[Items listed in a dataset]
>>>
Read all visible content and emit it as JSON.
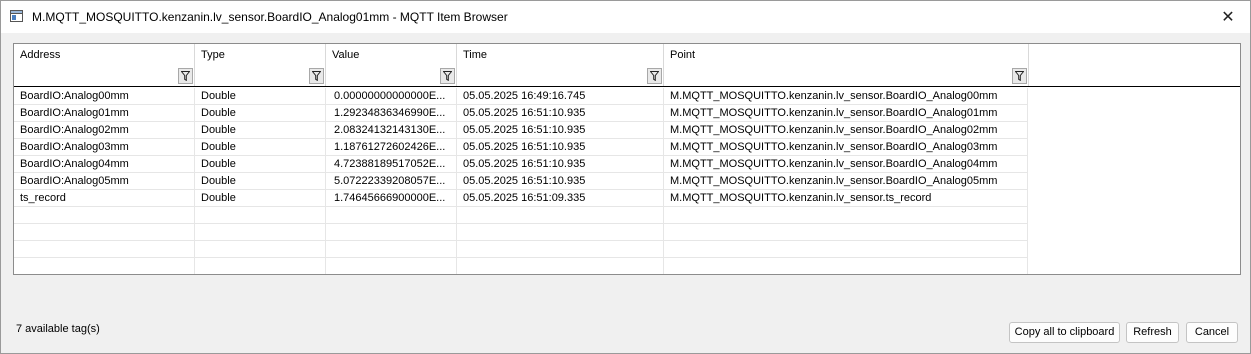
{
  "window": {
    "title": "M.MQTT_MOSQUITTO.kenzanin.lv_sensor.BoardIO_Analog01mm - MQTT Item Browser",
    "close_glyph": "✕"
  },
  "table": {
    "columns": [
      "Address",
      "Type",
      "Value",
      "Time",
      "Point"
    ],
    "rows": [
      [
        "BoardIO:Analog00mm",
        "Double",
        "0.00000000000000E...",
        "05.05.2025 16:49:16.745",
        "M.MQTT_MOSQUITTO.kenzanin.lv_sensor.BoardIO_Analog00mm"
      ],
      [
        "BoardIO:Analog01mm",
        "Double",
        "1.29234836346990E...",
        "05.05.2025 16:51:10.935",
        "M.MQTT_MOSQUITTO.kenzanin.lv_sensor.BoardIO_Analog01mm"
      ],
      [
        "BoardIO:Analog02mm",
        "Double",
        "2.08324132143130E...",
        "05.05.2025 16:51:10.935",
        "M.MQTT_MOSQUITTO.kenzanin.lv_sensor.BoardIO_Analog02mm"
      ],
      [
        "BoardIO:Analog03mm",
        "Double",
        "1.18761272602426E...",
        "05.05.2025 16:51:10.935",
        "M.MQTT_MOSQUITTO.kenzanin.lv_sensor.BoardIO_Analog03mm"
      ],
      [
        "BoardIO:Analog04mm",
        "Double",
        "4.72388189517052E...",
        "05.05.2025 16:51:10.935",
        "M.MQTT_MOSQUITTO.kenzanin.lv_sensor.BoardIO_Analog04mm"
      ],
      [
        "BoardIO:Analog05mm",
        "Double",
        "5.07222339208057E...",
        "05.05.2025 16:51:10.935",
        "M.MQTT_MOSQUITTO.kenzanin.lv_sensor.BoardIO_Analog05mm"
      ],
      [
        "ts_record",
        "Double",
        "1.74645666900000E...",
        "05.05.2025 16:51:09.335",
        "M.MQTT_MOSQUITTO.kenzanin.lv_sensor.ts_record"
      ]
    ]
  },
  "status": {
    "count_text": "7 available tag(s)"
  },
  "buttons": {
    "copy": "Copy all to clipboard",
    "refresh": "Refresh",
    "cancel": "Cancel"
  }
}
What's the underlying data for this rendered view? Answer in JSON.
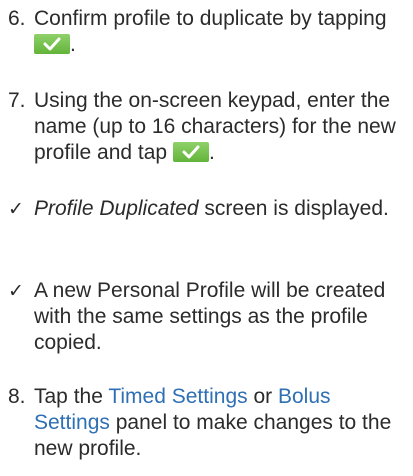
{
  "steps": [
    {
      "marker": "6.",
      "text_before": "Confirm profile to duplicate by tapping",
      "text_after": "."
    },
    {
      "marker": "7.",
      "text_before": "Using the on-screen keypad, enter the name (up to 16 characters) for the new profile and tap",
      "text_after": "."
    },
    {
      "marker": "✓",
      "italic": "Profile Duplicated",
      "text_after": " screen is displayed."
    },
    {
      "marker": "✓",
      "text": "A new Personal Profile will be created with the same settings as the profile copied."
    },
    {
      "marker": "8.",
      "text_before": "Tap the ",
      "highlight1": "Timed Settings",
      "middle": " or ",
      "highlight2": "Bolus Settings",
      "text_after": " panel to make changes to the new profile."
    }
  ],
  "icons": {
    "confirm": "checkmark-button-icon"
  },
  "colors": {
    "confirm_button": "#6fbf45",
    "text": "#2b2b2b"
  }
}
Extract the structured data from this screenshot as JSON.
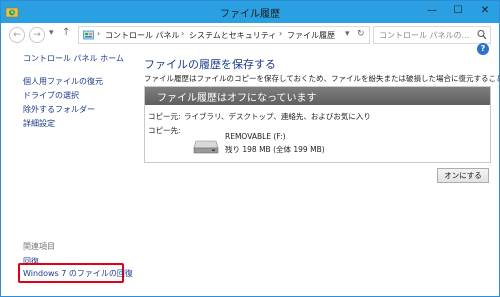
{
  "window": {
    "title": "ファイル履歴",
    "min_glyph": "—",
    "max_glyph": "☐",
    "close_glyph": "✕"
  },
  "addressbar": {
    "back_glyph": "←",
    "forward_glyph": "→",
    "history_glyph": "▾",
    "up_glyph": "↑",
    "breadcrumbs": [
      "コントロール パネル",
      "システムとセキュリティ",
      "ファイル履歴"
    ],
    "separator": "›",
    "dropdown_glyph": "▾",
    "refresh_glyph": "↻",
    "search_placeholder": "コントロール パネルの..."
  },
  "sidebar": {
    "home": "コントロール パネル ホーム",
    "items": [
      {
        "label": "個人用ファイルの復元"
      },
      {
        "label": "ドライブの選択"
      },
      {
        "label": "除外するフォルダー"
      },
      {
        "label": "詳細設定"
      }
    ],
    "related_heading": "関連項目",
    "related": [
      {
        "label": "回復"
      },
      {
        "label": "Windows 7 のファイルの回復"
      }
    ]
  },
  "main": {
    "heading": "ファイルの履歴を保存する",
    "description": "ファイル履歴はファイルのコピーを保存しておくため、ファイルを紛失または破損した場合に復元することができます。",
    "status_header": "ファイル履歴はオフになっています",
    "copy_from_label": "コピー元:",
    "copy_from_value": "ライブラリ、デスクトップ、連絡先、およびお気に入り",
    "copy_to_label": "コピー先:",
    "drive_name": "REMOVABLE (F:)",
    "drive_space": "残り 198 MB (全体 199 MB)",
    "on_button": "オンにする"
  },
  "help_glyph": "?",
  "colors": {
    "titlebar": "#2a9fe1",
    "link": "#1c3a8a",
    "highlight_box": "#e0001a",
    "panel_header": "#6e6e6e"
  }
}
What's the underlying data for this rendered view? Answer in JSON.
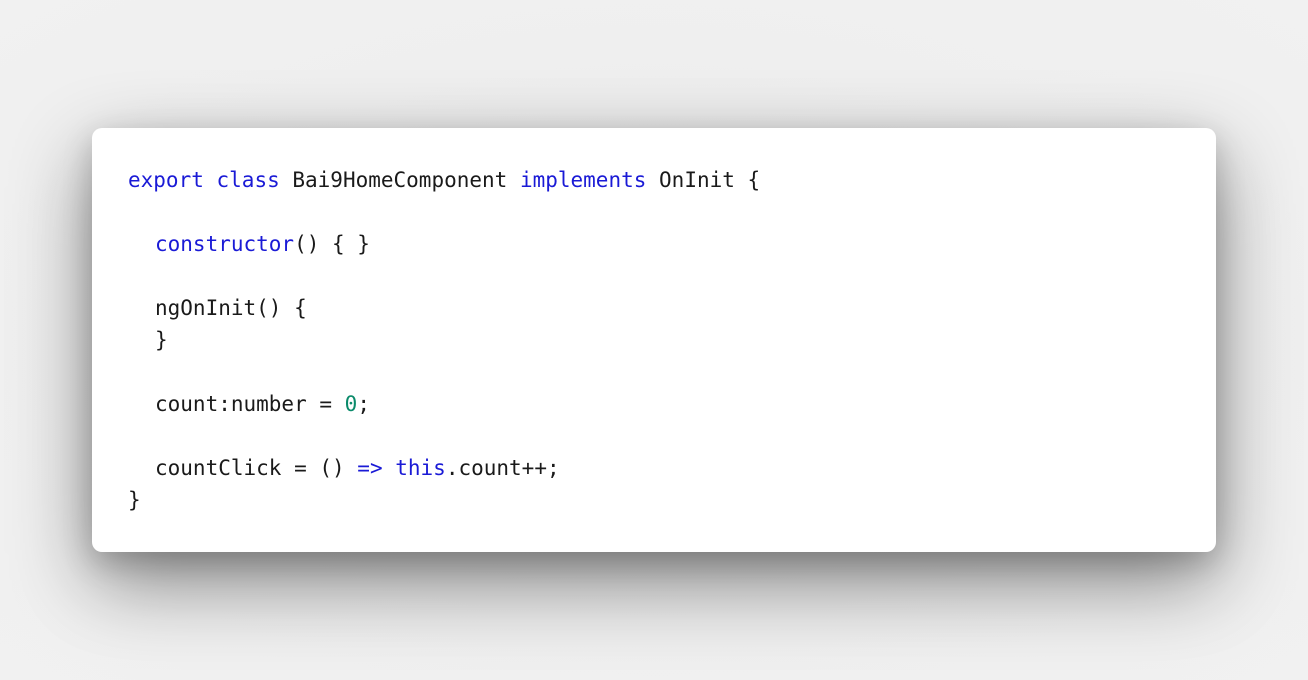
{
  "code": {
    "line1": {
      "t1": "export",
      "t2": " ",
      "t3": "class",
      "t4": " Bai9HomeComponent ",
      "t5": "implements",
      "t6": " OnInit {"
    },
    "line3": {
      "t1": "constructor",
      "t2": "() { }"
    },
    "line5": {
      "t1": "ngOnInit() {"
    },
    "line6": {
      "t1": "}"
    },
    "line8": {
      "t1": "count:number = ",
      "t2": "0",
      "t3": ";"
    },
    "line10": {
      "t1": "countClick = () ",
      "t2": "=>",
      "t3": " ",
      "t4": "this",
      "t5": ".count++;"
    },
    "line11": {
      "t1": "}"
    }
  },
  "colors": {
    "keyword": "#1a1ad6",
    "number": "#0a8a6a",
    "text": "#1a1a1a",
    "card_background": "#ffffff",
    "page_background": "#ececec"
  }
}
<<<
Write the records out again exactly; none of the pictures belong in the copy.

**Solution to this task**
Read all visible content and emit it as JSON.
{
  "window": {
    "title": "M.MQTT_MOSQUITTO.kenzanin.lv_sensor.BoardIO_Analog01mm - MQTT Item Browser",
    "close_glyph": "✕"
  },
  "table": {
    "columns": [
      "Address",
      "Type",
      "Value",
      "Time",
      "Point"
    ],
    "rows": [
      [
        "BoardIO:Analog00mm",
        "Double",
        "0.00000000000000E...",
        "05.05.2025 16:49:16.745",
        "M.MQTT_MOSQUITTO.kenzanin.lv_sensor.BoardIO_Analog00mm"
      ],
      [
        "BoardIO:Analog01mm",
        "Double",
        "1.29234836346990E...",
        "05.05.2025 16:51:10.935",
        "M.MQTT_MOSQUITTO.kenzanin.lv_sensor.BoardIO_Analog01mm"
      ],
      [
        "BoardIO:Analog02mm",
        "Double",
        "2.08324132143130E...",
        "05.05.2025 16:51:10.935",
        "M.MQTT_MOSQUITTO.kenzanin.lv_sensor.BoardIO_Analog02mm"
      ],
      [
        "BoardIO:Analog03mm",
        "Double",
        "1.18761272602426E...",
        "05.05.2025 16:51:10.935",
        "M.MQTT_MOSQUITTO.kenzanin.lv_sensor.BoardIO_Analog03mm"
      ],
      [
        "BoardIO:Analog04mm",
        "Double",
        "4.72388189517052E...",
        "05.05.2025 16:51:10.935",
        "M.MQTT_MOSQUITTO.kenzanin.lv_sensor.BoardIO_Analog04mm"
      ],
      [
        "BoardIO:Analog05mm",
        "Double",
        "5.07222339208057E...",
        "05.05.2025 16:51:10.935",
        "M.MQTT_MOSQUITTO.kenzanin.lv_sensor.BoardIO_Analog05mm"
      ],
      [
        "ts_record",
        "Double",
        "1.74645666900000E...",
        "05.05.2025 16:51:09.335",
        "M.MQTT_MOSQUITTO.kenzanin.lv_sensor.ts_record"
      ]
    ]
  },
  "status": {
    "count_text": "7 available tag(s)"
  },
  "buttons": {
    "copy": "Copy all to clipboard",
    "refresh": "Refresh",
    "cancel": "Cancel"
  }
}
What's the underlying data for this rendered view? Answer in JSON.
{
  "steps": [
    {
      "marker": "6.",
      "text_before": "Confirm profile to duplicate by tapping",
      "text_after": "."
    },
    {
      "marker": "7.",
      "text_before": "Using the on-screen keypad, enter the name (up to 16 characters) for the new profile and tap",
      "text_after": "."
    },
    {
      "marker": "✓",
      "italic": "Profile Duplicated",
      "text_after": " screen is displayed."
    },
    {
      "marker": "✓",
      "text": "A new Personal Profile will be created with the same settings as the profile copied."
    },
    {
      "marker": "8.",
      "text_before": "Tap the ",
      "highlight1": "Timed Settings",
      "middle": " or ",
      "highlight2": "Bolus Settings",
      "text_after": " panel to make changes to the new profile."
    }
  ],
  "icons": {
    "confirm": "checkmark-button-icon"
  },
  "colors": {
    "confirm_button": "#6fbf45",
    "text": "#2b2b2b"
  }
}
Extract the structured data from this screenshot as JSON.
{
  "window": {
    "title": "ファイル履歴",
    "min_glyph": "—",
    "max_glyph": "☐",
    "close_glyph": "✕"
  },
  "addressbar": {
    "back_glyph": "←",
    "forward_glyph": "→",
    "history_glyph": "▾",
    "up_glyph": "↑",
    "breadcrumbs": [
      "コントロール パネル",
      "システムとセキュリティ",
      "ファイル履歴"
    ],
    "separator": "›",
    "dropdown_glyph": "▾",
    "refresh_glyph": "↻",
    "search_placeholder": "コントロール パネルの..."
  },
  "sidebar": {
    "home": "コントロール パネル ホーム",
    "items": [
      {
        "label": "個人用ファイルの復元"
      },
      {
        "label": "ドライブの選択"
      },
      {
        "label": "除外するフォルダー"
      },
      {
        "label": "詳細設定"
      }
    ],
    "related_heading": "関連項目",
    "related": [
      {
        "label": "回復"
      },
      {
        "label": "Windows 7 のファイルの回復"
      }
    ]
  },
  "main": {
    "heading": "ファイルの履歴を保存する",
    "description": "ファイル履歴はファイルのコピーを保存しておくため、ファイルを紛失または破損した場合に復元することができます。",
    "status_header": "ファイル履歴はオフになっています",
    "copy_from_label": "コピー元:",
    "copy_from_value": "ライブラリ、デスクトップ、連絡先、およびお気に入り",
    "copy_to_label": "コピー先:",
    "drive_name": "REMOVABLE (F:)",
    "drive_space": "残り 198 MB (全体 199 MB)",
    "on_button": "オンにする"
  },
  "help_glyph": "?",
  "colors": {
    "titlebar": "#2a9fe1",
    "link": "#1c3a8a",
    "highlight_box": "#e0001a",
    "panel_header": "#6e6e6e"
  }
}
What's the underlying data for this rendered view? Answer in JSON.
{
  "code": {
    "line1": {
      "t1": "export",
      "t2": " ",
      "t3": "class",
      "t4": " Bai9HomeComponent ",
      "t5": "implements",
      "t6": " OnInit {"
    },
    "line3": {
      "t1": "constructor",
      "t2": "() { }"
    },
    "line5": {
      "t1": "ngOnInit() {"
    },
    "line6": {
      "t1": "}"
    },
    "line8": {
      "t1": "count:number = ",
      "t2": "0",
      "t3": ";"
    },
    "line10": {
      "t1": "countClick = () ",
      "t2": "=>",
      "t3": " ",
      "t4": "this",
      "t5": ".count++;"
    },
    "line11": {
      "t1": "}"
    }
  },
  "colors": {
    "keyword": "#1a1ad6",
    "number": "#0a8a6a",
    "text": "#1a1a1a",
    "card_background": "#ffffff",
    "page_background": "#ececec"
  }
}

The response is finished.